Like any public transit system the New York subway has had its rough times, its encounters with bankruptcy, its intrigues, and its rebirths. It’s where Heller’s book deals with Robert Moses that I just had to smile. Moses is a polarizing figure in New York history and he was no friend to public transportation. When I’ve read about Moses’ role in the creation of the 1939 New York Worlds’ Fair, he’s described as a visionary – but because so much of that vision was based on the automobile and its highways he’s very nearly demonized here. He is always a figure who seems larger than life, either way – though from this 21st century vantage I have to lean toward the Transit Museum’s view of him. New York would have been far better served through the improvement and expansion of its public transit.
The text runs for just 81 of the book’s 245 pages – the rest is given over completely to the vintage photographs that introduce us to the workmen and sites that, street by street and borough by borough, gradually knit themselves together into a functioning network that now carries people rapidly and reliably through all of Manhattan and its outlying areas. And while that complete process took decades it’s still true that its original framework – the IRT line – came together in just the first four years of the 20th century, at a time when the city was growing and changing at an unprecedented rate. Mounting and completing such a major project in the middle of that growth and change was – and remains – a staggering achievement.
The City Beneath Us – Building the New York Subways at Amazon.
I’ve never liked showing work in progress*, and I can prove it.
Though I don’t remember this myself I have it on the best authority that as an infant, I just wouldn’t talk. Just wouldn’t. They were actually getting sort of worried about me, till one day I fell down and hurt my head badly enough that blood poured all over my face, and before I could stop myself, I yelled “Get this stuff offa me!”
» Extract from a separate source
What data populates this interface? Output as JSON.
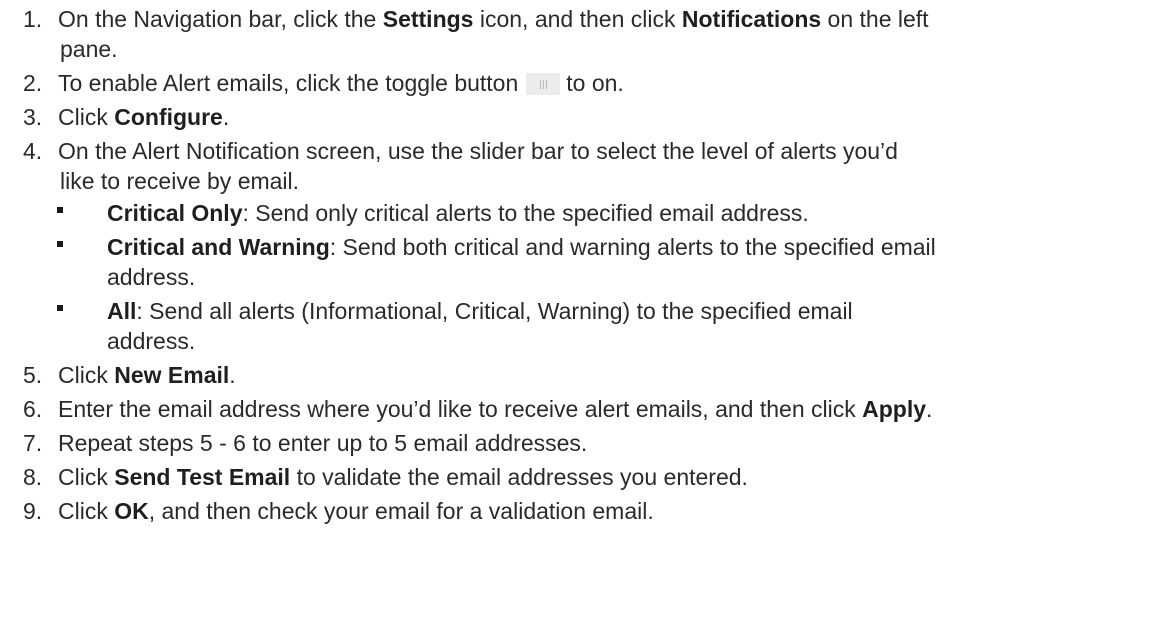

The first thing I ever said was a complete sentence. The way I figure it, I wasn’t going to say a word to anyone until I’d conjugated everything that could be conjugated in my head so that no one could hear me make a mistake. True story.
So obviously that means I’d rather not let you see things that aren’t finished, except that’s stupid, so here’s one that’s a long ways from being finished yet. It’s so unfinished that it doesn’t have a name. I usually name these after the titles of, or lines from, popular songs of the 20s and 30s, and though I have a few ideas I’m not sure yet what it’ll be called.
I’m combining a lot of elements here that I’ve built during the past eight years (which means some of them need some retooling; I spent some time reworking the monorail pylons, for example, which are just so dang big in this picture) along with some new stuff. The new bits are/will be mainly in the near foreground, where some of my newest Retropolitan characters will appear in their glorious high res-ness.
And though at the moment it’s arranged as three separate scenes – eventually, it’ll probably be two – I’m having a wonderful and a very relieved time spreading out into the new memory space that’s available to me now that I’ve finally gone over to a 64 bit OS. There are frequent sighs of relief here in the Secret Laboratory.
I’ve got tons to do on… well, practically everything… but the highlights will be the people on the balcony and what they’re up to, some folks debarking from the monorail, and more, some of which will come as a surprise to me.
The distant buildings are part of my ongoing city model, a necessary and huge asset for my “Empire State Patrol” project. Miles to go before I sleep, and all that.
I’d been planning for this to end up as about an 18 x 24″ poster and print, but it’s shaping up so well that I think I may do the final version larger… about 20 x 30″.
*So why do I have a “Works in Progress” category here in the blog? Because it’s never too late to change.